The debate was preceded by a survey of 40 scientists who were invited to describe how awful our lives would be if the “precautionary principle” had been allowed to prevail in the past. Their response was: no heart surgery or antibiotics, and hardly any drugs at all; no aeroplanes, bicycles or high-voltage power grids; no pasteurisation, pesticides or biotechnology; no quantum mechanics; no wheel; no “discovery” of America. In short, their message was: no risk, no gain.
They have absolutely missed the point. The precautionary principle is a subtle idea. It has various forms, but all of them generally include some notion of cost-effectiveness. Thus the point is not simply to ban things that are not known to be absolutely safe. Rather, it says: “Of course you can make no progress without risk. But if there is no obvious gain from taking the risk, then don’t take it.”
Clearly, all the technologies listed by the 40 well-chosen savants were innately risky at their inception, as all technologies are. But all of them would have received the green light under the precautionary principle because they all had the potential to offer tremendous benefits – the solutions to very big problems – if only the snags could be overcome.
If the precautionary principle had been in place, the scientists tell us, we would not have antibiotics. But of course, we would – if the version of the principle that sensible people now understand had been applied. When penicillin was discovered in the 1920s, infective bacteria were laying waste to the world. Children died from diphtheria and whooping cough, every open-drain brought the threat of typhoid, and any wound could lead to septicaemia and even gangrene.
Penicillin was turned into a practical drug during the Second World War when the many pestilences that result from were threatened to kill more people than the bombs. Of course antibiotics were a priority. Of course, the risks, such as they could be perceived, were worth taking.
And so with the other items on the scientists’ list: electric light bulbs, blood transfusions. CAT scans, knives, the measles vaccine – the precautionary principle would have prevented all of them, they tell us. But this is just plain wrong. If the precautionary principle had been applied properly, all these creations would have passed muster, because all offered incomparable advantages compared to the risks perceived at the time.
Another issue is at stake here. Statistics are not the only concept people use when weighing up risk. Human beings, subtle and evolved creatures that we are, do not survive to three-score years and ten simply by thinking like pocket calculators. A crucial issue is the consumer’s choice. In deciding whether to pursue the development of new technology, the consumer’s right to choose should be considered alongside considerations of risk and benefit. Clearly, skiing is more dangerous than genetically modified tomatoes. But people who ski choose to do so; they do not have skiing thrust upon them by portentous experts of the kind who now feel they have the right to reconstruct our crops. Even with skiing, there is the matter of cost-effectiveness to consider: skiing, I am told, is exhilarating. Where is the exhilaration in GM soya?
Indeed, in contrast to all the other items on Spiked’s list, GM crops stand out as an example of a technology whose benefits are far from clear.

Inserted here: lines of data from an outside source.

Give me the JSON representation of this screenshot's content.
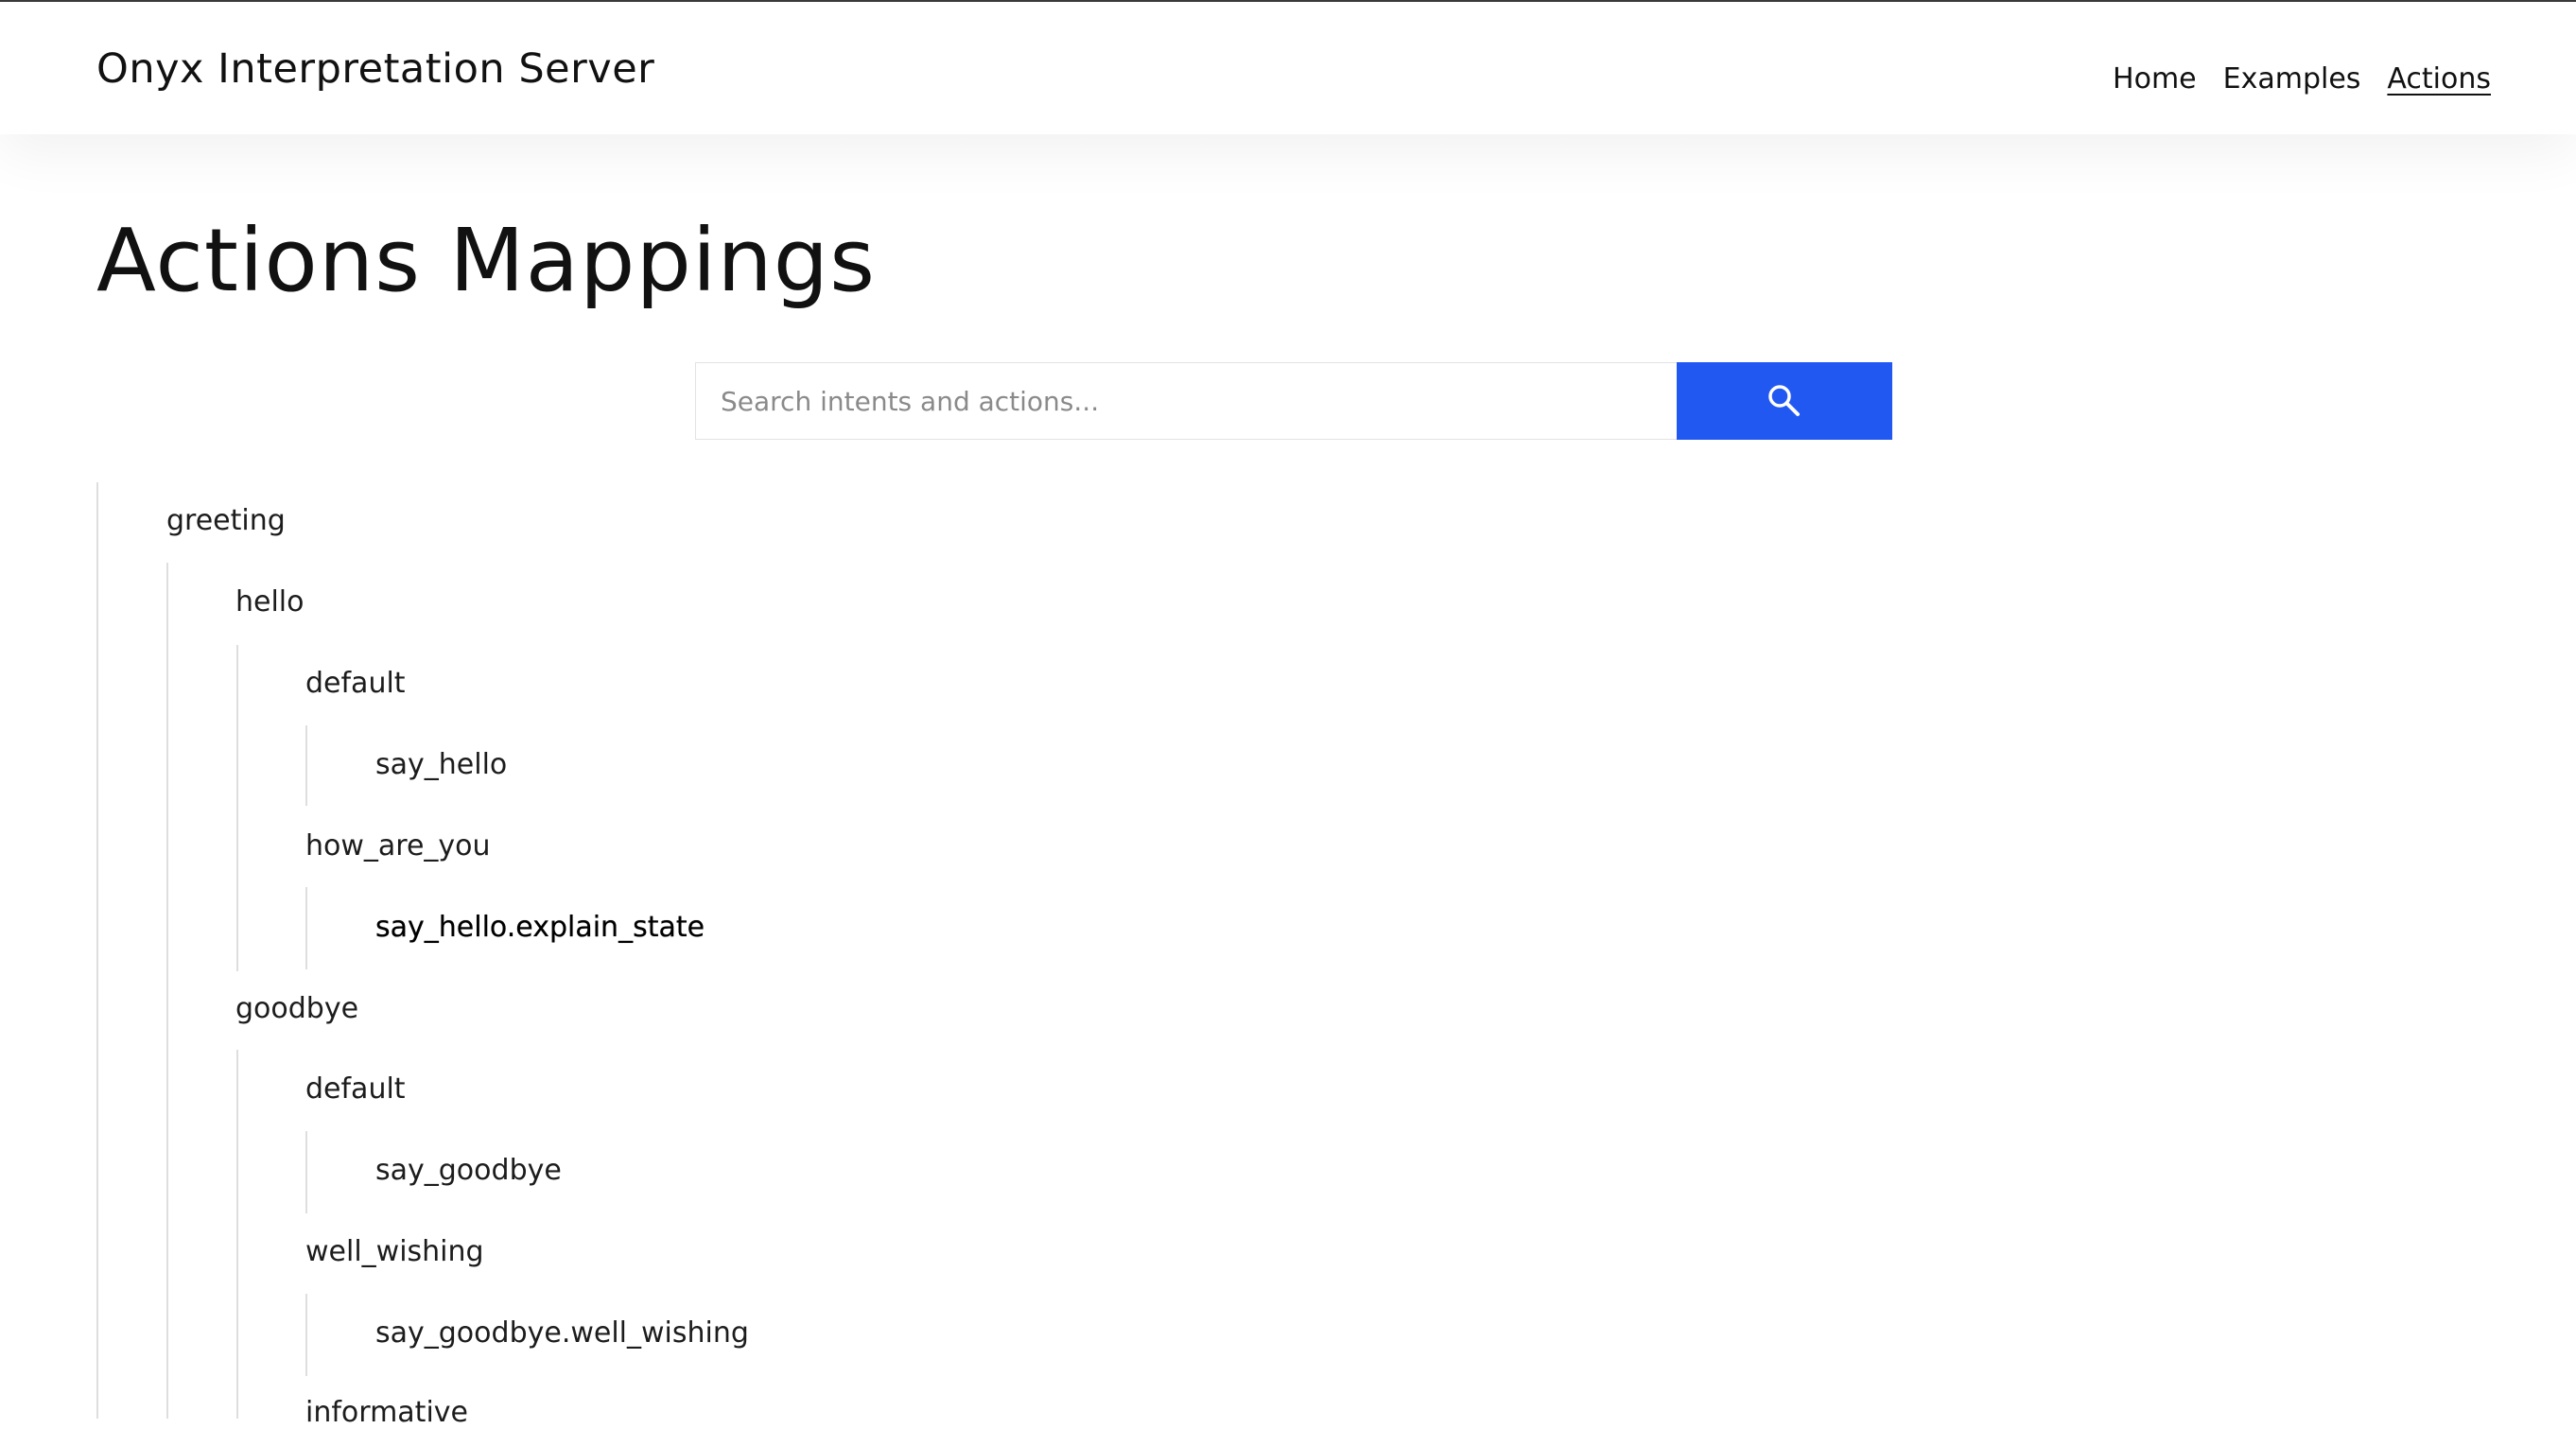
{
  "header": {
    "brand": "Onyx Interpretation Server",
    "nav": [
      {
        "label": "Home",
        "active": false
      },
      {
        "label": "Examples",
        "active": false
      },
      {
        "label": "Actions",
        "active": true
      }
    ]
  },
  "main": {
    "title": "Actions Mappings",
    "search": {
      "placeholder": "Search intents and actions...",
      "value": "",
      "button_icon": "search-icon",
      "button_color": "#2258f2"
    },
    "tree": {
      "label": "greeting",
      "children": [
        {
          "label": "hello",
          "children": [
            {
              "label": "default",
              "children": [
                {
                  "label": "say_hello"
                }
              ]
            },
            {
              "label": "how_are_you",
              "children": [
                {
                  "label": "say_hello.explain_state"
                }
              ]
            }
          ]
        },
        {
          "label": "goodbye",
          "children": [
            {
              "label": "default",
              "children": [
                {
                  "label": "say_goodbye"
                }
              ]
            },
            {
              "label": "well_wishing",
              "children": [
                {
                  "label": "say_goodbye.well_wishing"
                }
              ]
            },
            {
              "label": "informative"
            }
          ]
        }
      ]
    }
  }
}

Some of the risks can at least be defined. But in the present economic climate, the benefits that might accrue from them seem dubious. Promoters of GM crops believe that the future population of the world cannot be fed without them. That is untrue. The crops that really matter are wheat and rice, and there is no GM research in the pipeline that will seriously affect the yield of either. GM is used to make production cheaper and hence more profitable, which is an extremely questionable ambition.
The precautionary principle provides the world with a very important safeguard. If it had been in place in the past it might, for example, have prevented insouciant miners from polluting major rivers with mercury. We have come to a sorry pass when scientists, who should above all be dispassionate scholars, feel they should misrepresent such a principle for the purposes of commercial and political propaganda. People at large continue to mistrust science and the high technologies it produces partly because they doubt the wisdom of scientists. On such evidence as this, these doubts are fully justified.